With four of her novels under my belt, I can safely say that Ruth Ware’s books are hit-or-miss for me. In baseball terms, she has a .500 batting average, which I realize is actually pretty damn good if you play baseball. For an author, though, it isn’t the greatest. The Turn of the Key is, for me, among her misses, which is unfortunate because I adored her previous novel and want to keep loving what she publishes.
The most significant area in which she misses this time around is the timing of the novel, and by timing I mean the year in which the story occurs. Set in 2014, one of the largest areas of confusion, wonder, and dread that Rowan faces in her new nanny position is the use of smart technology within the home. All electronics in the home run off an app and each room has a camera in it. Rowan struggles to master this technology, and it later becomes one of the reasons for her severe discomfort within the home. Unfortunately, such technology is now commonplace, and apps pretty much run our entire lives these days.

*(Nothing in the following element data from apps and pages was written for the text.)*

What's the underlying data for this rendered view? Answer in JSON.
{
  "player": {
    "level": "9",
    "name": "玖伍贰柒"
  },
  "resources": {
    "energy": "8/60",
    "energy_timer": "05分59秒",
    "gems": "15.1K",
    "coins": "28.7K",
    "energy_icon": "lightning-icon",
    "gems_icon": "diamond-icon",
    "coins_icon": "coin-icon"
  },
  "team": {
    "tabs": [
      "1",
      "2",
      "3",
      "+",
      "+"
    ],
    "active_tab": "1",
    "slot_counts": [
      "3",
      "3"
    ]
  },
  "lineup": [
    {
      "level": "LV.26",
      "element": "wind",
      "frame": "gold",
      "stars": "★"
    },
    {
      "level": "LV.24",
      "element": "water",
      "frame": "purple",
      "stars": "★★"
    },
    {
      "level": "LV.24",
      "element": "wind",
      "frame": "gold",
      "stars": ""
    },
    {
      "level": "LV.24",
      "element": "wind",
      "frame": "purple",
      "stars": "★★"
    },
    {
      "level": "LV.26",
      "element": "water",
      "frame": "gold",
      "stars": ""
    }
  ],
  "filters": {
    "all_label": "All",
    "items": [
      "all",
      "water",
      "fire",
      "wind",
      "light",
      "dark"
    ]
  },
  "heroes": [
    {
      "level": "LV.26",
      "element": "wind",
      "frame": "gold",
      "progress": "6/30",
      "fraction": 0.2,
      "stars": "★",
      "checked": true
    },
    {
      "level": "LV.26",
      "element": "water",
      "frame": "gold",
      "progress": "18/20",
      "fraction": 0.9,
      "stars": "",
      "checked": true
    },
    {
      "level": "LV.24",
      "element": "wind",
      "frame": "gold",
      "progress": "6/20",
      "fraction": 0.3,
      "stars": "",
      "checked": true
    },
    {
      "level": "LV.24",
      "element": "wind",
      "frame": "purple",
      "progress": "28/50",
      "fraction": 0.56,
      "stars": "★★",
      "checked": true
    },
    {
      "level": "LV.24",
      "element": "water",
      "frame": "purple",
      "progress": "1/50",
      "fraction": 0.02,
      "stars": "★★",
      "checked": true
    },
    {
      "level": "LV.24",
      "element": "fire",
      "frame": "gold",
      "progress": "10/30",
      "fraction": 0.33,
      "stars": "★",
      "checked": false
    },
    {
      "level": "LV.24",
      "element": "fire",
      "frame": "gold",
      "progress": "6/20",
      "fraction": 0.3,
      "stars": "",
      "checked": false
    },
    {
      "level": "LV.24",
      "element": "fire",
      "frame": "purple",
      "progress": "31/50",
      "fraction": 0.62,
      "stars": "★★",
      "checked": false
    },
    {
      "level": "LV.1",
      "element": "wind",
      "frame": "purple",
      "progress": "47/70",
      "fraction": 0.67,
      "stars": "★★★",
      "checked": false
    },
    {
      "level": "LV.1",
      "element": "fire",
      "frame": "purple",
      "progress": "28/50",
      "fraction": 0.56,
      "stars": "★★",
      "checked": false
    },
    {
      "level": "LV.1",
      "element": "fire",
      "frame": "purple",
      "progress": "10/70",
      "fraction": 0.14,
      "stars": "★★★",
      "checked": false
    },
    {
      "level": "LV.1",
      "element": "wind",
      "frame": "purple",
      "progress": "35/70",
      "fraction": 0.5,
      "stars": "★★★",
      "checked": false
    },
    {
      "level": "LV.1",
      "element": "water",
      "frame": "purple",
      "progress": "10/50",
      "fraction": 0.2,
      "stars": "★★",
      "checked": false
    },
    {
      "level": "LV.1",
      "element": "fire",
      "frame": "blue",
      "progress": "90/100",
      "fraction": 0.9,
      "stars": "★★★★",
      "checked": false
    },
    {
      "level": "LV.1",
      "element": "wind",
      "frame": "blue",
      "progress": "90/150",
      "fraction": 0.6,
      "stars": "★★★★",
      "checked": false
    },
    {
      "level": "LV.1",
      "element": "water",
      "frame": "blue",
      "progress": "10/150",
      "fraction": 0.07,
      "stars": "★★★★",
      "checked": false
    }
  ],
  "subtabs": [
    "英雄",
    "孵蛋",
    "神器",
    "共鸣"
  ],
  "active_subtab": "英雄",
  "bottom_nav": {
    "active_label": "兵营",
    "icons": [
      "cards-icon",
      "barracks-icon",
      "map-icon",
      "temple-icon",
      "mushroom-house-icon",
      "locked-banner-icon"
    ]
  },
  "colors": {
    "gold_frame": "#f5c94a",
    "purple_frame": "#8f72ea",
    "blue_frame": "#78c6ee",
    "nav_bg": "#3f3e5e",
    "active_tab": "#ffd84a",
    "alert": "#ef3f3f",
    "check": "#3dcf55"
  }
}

To feel such fear for something that is relatively ubiquitous these days is difficult to fathom. I could never understand Rowan’s skepticism or fear. I get the creepiness of having a camera in her room, but she solves that issue by placing a sock over the lens. Usually, I can put myself into the hero’s shoes and let go of any modern-day thought processes, but I could not do so here, and my enjoyment of the novel suffered.
I also thought most of the story was fairly predictable. Sure, I did not figure out the entire surprise twist, and the part I did not catch made the ending that much more chilling. However, I found I had large portions of it solved in advance so that Rowan’s big reveal was nothing but a confirmation of information I already knew. Ms. Ware is so good at creating novels that shock and awe. Even her second novel, which is my least favorite, still had an ending that left me reeling at its unexpectedness. In the case of The Turn of the Key, though, I felt nothing but disappointment.

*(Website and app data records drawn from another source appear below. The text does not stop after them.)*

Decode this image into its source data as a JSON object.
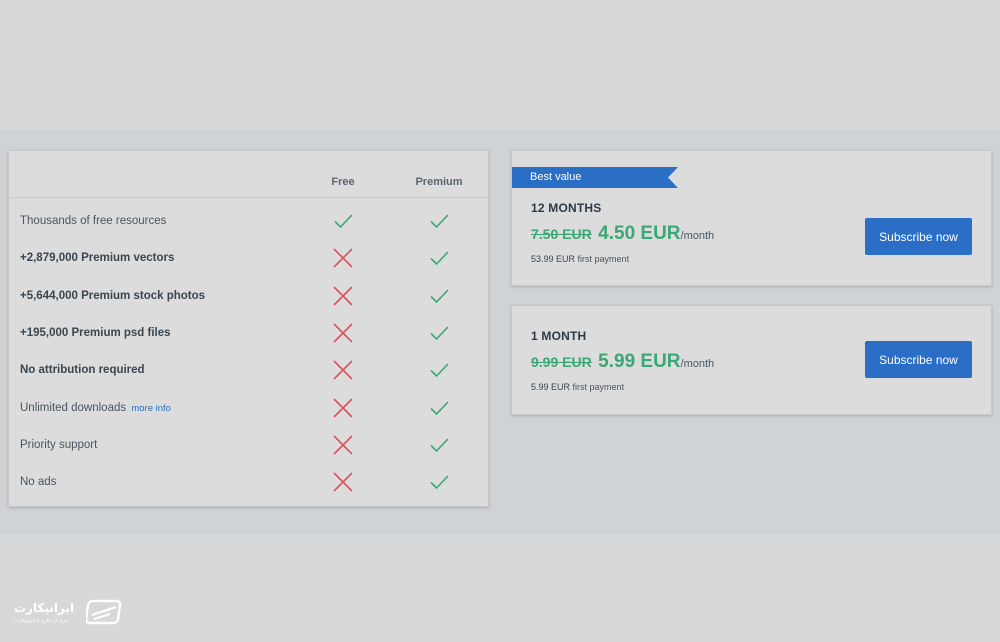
{
  "comparison": {
    "headers": {
      "free": "Free",
      "premium": "Premium"
    },
    "rows": [
      {
        "label": "Thousands of free resources",
        "bold": false,
        "free": true,
        "premium": true
      },
      {
        "label": "+2,879,000 Premium vectors",
        "bold": true,
        "free": false,
        "premium": true
      },
      {
        "label": "+5,644,000 Premium stock photos",
        "bold": true,
        "free": false,
        "premium": true
      },
      {
        "label": "+195,000 Premium psd files",
        "bold": true,
        "free": false,
        "premium": true
      },
      {
        "label": "No attribution required",
        "bold": true,
        "free": false,
        "premium": true
      },
      {
        "label": "Unlimited downloads",
        "bold": false,
        "link": "more info",
        "free": false,
        "premium": true
      },
      {
        "label": "Priority support",
        "bold": false,
        "free": false,
        "premium": true
      },
      {
        "label": "No ads",
        "bold": false,
        "free": false,
        "premium": true
      }
    ],
    "icons": {
      "yes": "check-icon",
      "no": "cross-icon"
    }
  },
  "plans": [
    {
      "ribbon": "Best value",
      "title": "12 MONTHS",
      "old_price": "7.50 EUR",
      "new_price": "4.50 EUR",
      "per": "/month",
      "first_amount": "53.99 EUR",
      "first_label": "first payment",
      "button": "Subscribe now"
    },
    {
      "title": "1 MONTH",
      "old_price": "9.99 EUR",
      "new_price": "5.99 EUR",
      "per": "/month",
      "first_amount": "5.99 EUR",
      "first_label": "first payment",
      "button": "Subscribe now"
    }
  ],
  "watermark": {
    "title": "ایرانیکارت",
    "subtitle": "خرید از خارج با ایرانیکارت",
    "icon": "card-logo-icon"
  },
  "colors": {
    "accent_blue": "#2b6ec6",
    "price_green": "#3aa775",
    "check_green": "#3aa775",
    "cross_red": "#d8545a"
  }
}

Ms. Ware can still make an entire character out of the setting of her novel. In this case, the house itself becomes that creepy character. In this case, it is not the smart technology that is the cause, but the dichotomy between old and new that is so unsettling. Rowan mentions many times how the house looks like the remodelers chopped it in half with the front retaining all of its Victorian-era design and charm and the second half straight out of a modern architect’s fantasy with no mixing of the two styles. Plus, an entire wall of windows in a house in which you are the only adult set in a remote area of an unfamiliar country is just screaming Gothic. Ms. Ware excels at making the most modern setting as Gothic as possible, and that is what keeps me coming back to her time and again.

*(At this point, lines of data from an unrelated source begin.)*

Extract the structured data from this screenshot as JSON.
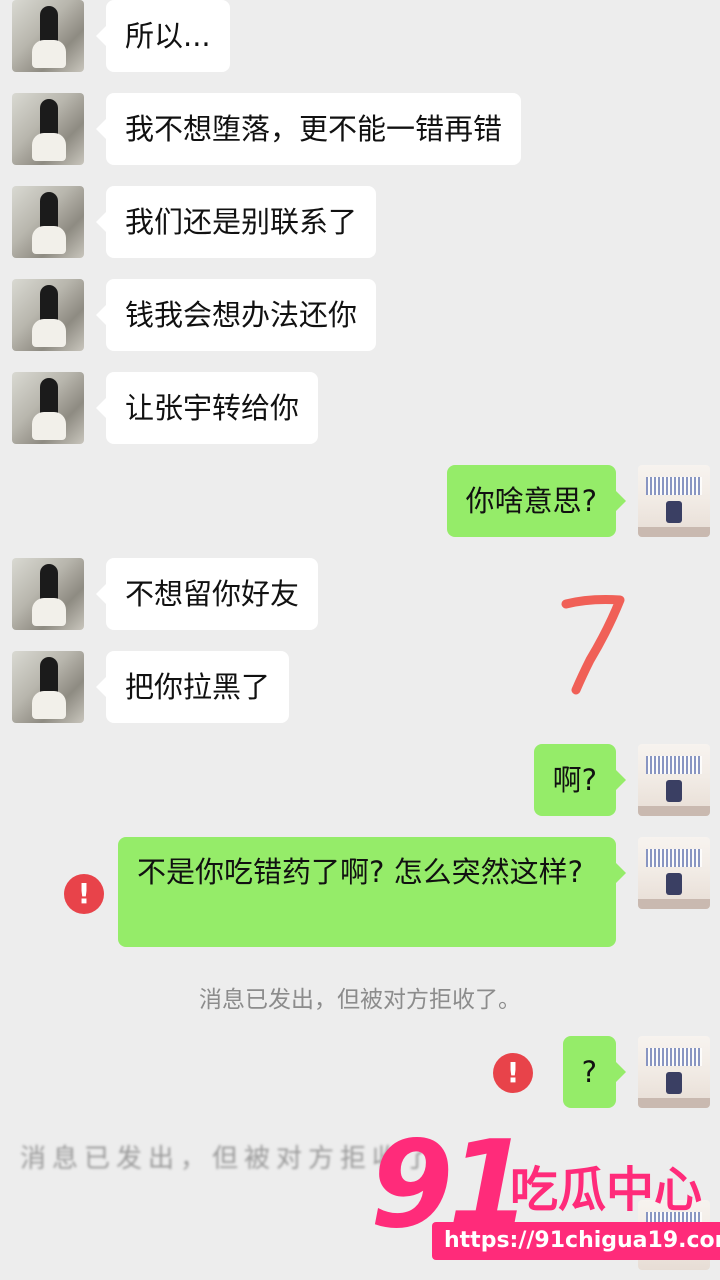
{
  "messages": [
    {
      "from": "her",
      "text": "所以..."
    },
    {
      "from": "her",
      "text": "我不想堕落，更不能一错再错"
    },
    {
      "from": "her",
      "text": "我们还是别联系了"
    },
    {
      "from": "her",
      "text": "钱我会想办法还你"
    },
    {
      "from": "her",
      "text": "让张宇转给你"
    },
    {
      "from": "me",
      "text": "你啥意思?"
    },
    {
      "from": "her",
      "text": "不想留你好友"
    },
    {
      "from": "her",
      "text": "把你拉黑了"
    },
    {
      "from": "me",
      "text": "啊?"
    },
    {
      "from": "me",
      "text": "不是你吃错药了啊? 怎么突然这样?",
      "failed": true
    },
    {
      "from": "me",
      "text": "?",
      "failed": true
    }
  ],
  "system_notice": "消息已发出，但被对方拒收了。",
  "blurred_notice": "消息已发出，但被对方拒收了。",
  "error_icon": "!",
  "annotation": "7",
  "watermark": {
    "brand_number": "91",
    "brand_name": "吃瓜中心",
    "url": "https://91chigua19.com"
  },
  "colors": {
    "background": "#ededed",
    "incoming_bubble": "#ffffff",
    "outgoing_bubble": "#95ec69",
    "error": "#e8434a",
    "watermark": "#ff2b7a"
  }
}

The Turn of the Key is not enough for me to give up on Ms. Ware and her novels. Her penchant for modern Gothic stories is too intriguing in this day and age for me to ignore. Plus, I’ve genuinely enjoyed two out of her four novels. While not the best average for an author, what she does well in her stories is too good to ignore. So, while The Turn of the Key is not my favorite of her novels, I will keep reading what she publishes because she can do creepy as well as any King novel, and that’s saying something.